[What to do]
Go through the records below line by line, counting those that contain the word "JSON"; answer with the count only.
===
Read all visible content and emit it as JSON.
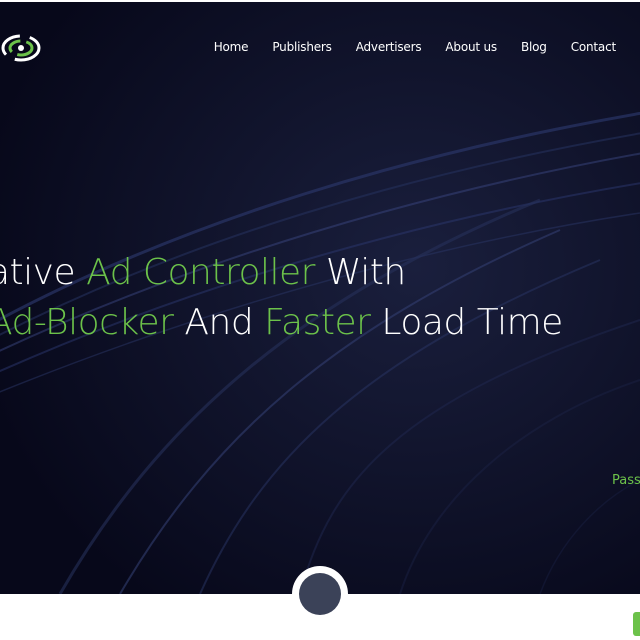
{
  "nav": {
    "items": [
      {
        "label": "Home"
      },
      {
        "label": "Publishers"
      },
      {
        "label": "Advertisers"
      },
      {
        "label": "About us"
      },
      {
        "label": "Blog"
      },
      {
        "label": "Contact"
      }
    ]
  },
  "hero": {
    "line1": {
      "part1": "ative ",
      "part2": "Ad Controller",
      "part3": " With"
    },
    "line2": {
      "part1": "Ad-Blocker",
      "part2": " And ",
      "part3": "Faster",
      "part4": " Load Time"
    },
    "side_text": "Passi"
  },
  "colors": {
    "accent": "#6cc24a",
    "background": "#0b0c1f",
    "text": "#ffffff",
    "scroll_button": "#3b4258"
  },
  "icons": {
    "logo": "logo-icon",
    "scroll": "scroll-down-icon"
  }
}
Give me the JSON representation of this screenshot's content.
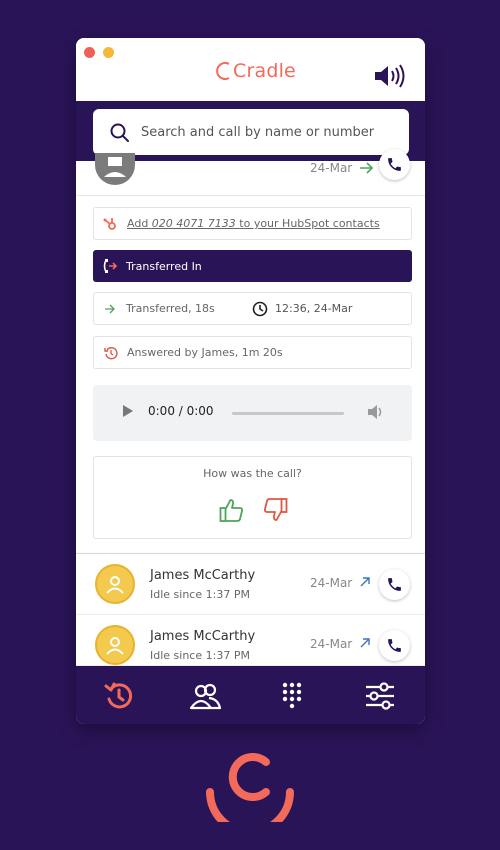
{
  "app": {
    "brand": "Cradle",
    "colors": {
      "accent": "#f36a5a",
      "navy": "#2a1458",
      "thumb_up": "#4fa35a",
      "thumb_down": "#e0573f",
      "link_arrow": "#3a74c9",
      "avatar_yellow": "#f3c94e"
    }
  },
  "titlebar": {
    "window_controls": [
      "close",
      "minimize"
    ],
    "speaker_icon": "speaker-volume-icon"
  },
  "search": {
    "placeholder": "Search and call by name or number"
  },
  "call_detail": {
    "top_date": "24-Mar",
    "hubspot": {
      "prefix": "Add",
      "number": "020 4071 7133",
      "suffix": "to your HubSpot contacts"
    },
    "transfer_banner": "Transferred In",
    "transferred": "Transferred, 18s",
    "time": "12:36, 24-Mar",
    "answered": "Answered by James, 1m 20s",
    "audio": {
      "time": "0:00 / 0:00",
      "progress": 0
    },
    "feedback": {
      "question": "How was the call?"
    }
  },
  "recent_calls": [
    {
      "name": "James McCarthy",
      "status": "Idle since 1:37 PM",
      "date": "24-Mar",
      "direction": "outgoing"
    },
    {
      "name": "James McCarthy",
      "status": "Idle since 1:37 PM",
      "date": "24-Mar",
      "direction": "outgoing"
    }
  ],
  "bottom_nav": {
    "items": [
      "history-icon",
      "contacts-icon",
      "dialpad-icon",
      "settings-sliders-icon"
    ],
    "active": "history-icon"
  }
}
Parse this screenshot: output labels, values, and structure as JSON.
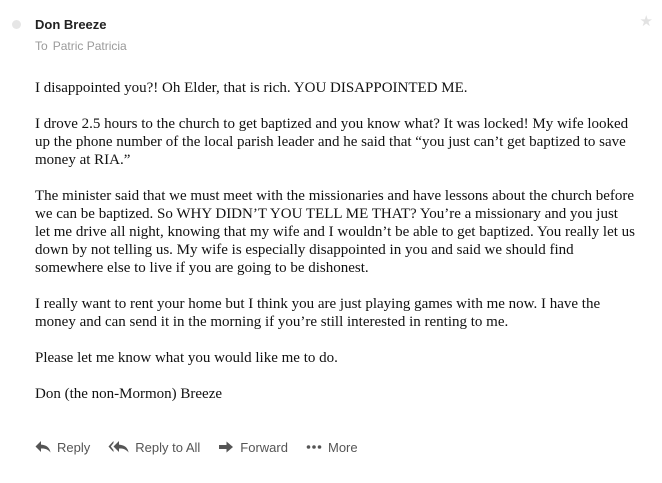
{
  "message": {
    "sender": "Don Breeze",
    "to_prefix": "To",
    "recipient": "Patric Patricia",
    "paragraphs": [
      "I disappointed you?! Oh Elder, that is rich. YOU DISAPPOINTED ME.",
      "I drove 2.5 hours to the church to get baptized and you know what? It was locked! My wife looked up the phone number of the local parish leader and he said that “you just can’t get baptized to save money at RIA.”",
      "The minister said that we must meet with the missionaries and have lessons about the church before we can be baptized. So WHY DIDN’T YOU TELL ME THAT? You’re a missionary and you just let me drive all night, knowing that my wife and I wouldn’t be able to get baptized. You really let us down by not telling us. My wife is especially disappointed in you and said we should find somewhere else to live if you are going to be dishonest.",
      "I really want to rent your home but I think you are just playing games with me now. I have the money and can send it in the morning if you’re still interested in renting to me.",
      "Please let me know what you would like me to do.",
      "Don (the non-Mormon) Breeze"
    ]
  },
  "actions": {
    "reply": "Reply",
    "reply_all": "Reply to All",
    "forward": "Forward",
    "more": "More"
  },
  "icons": {
    "unread": "unread-dot-icon",
    "star": "star-icon",
    "reply": "reply-arrow-icon",
    "reply_all": "reply-all-arrow-icon",
    "forward": "forward-arrow-icon",
    "more": "ellipsis-icon"
  },
  "colors": {
    "accent_text": "#555555",
    "muted_text": "#9a9a9a",
    "star": "#e2e2e2"
  }
}
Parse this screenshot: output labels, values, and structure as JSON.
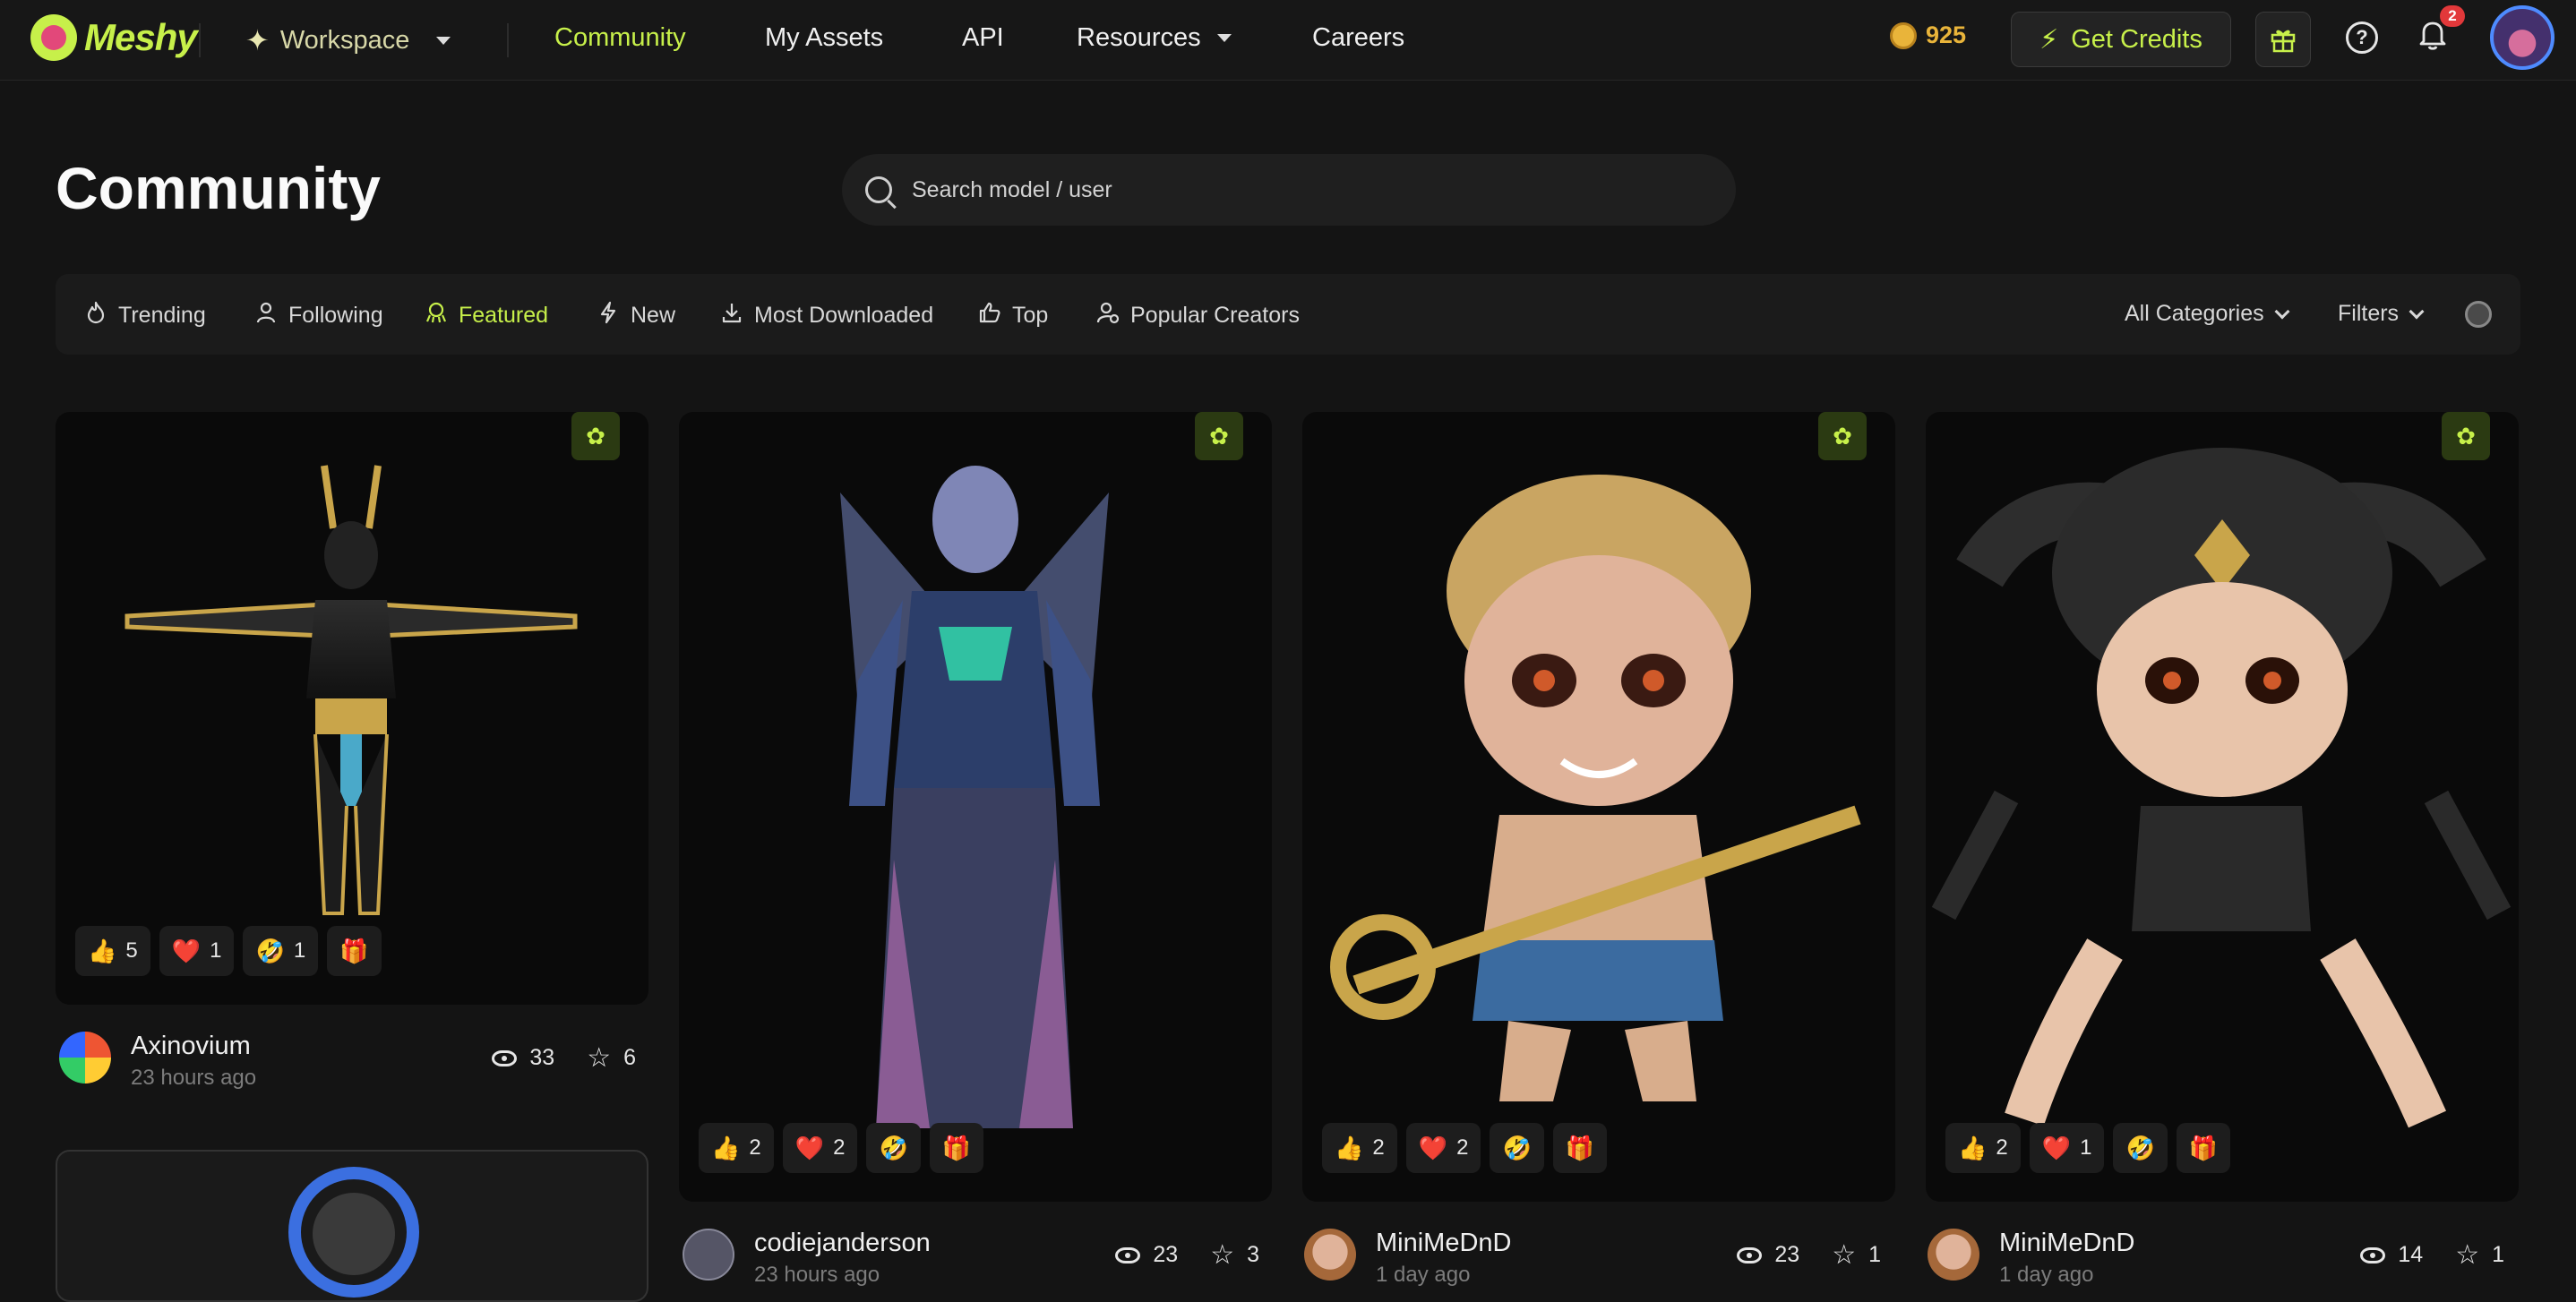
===
[Result below]
4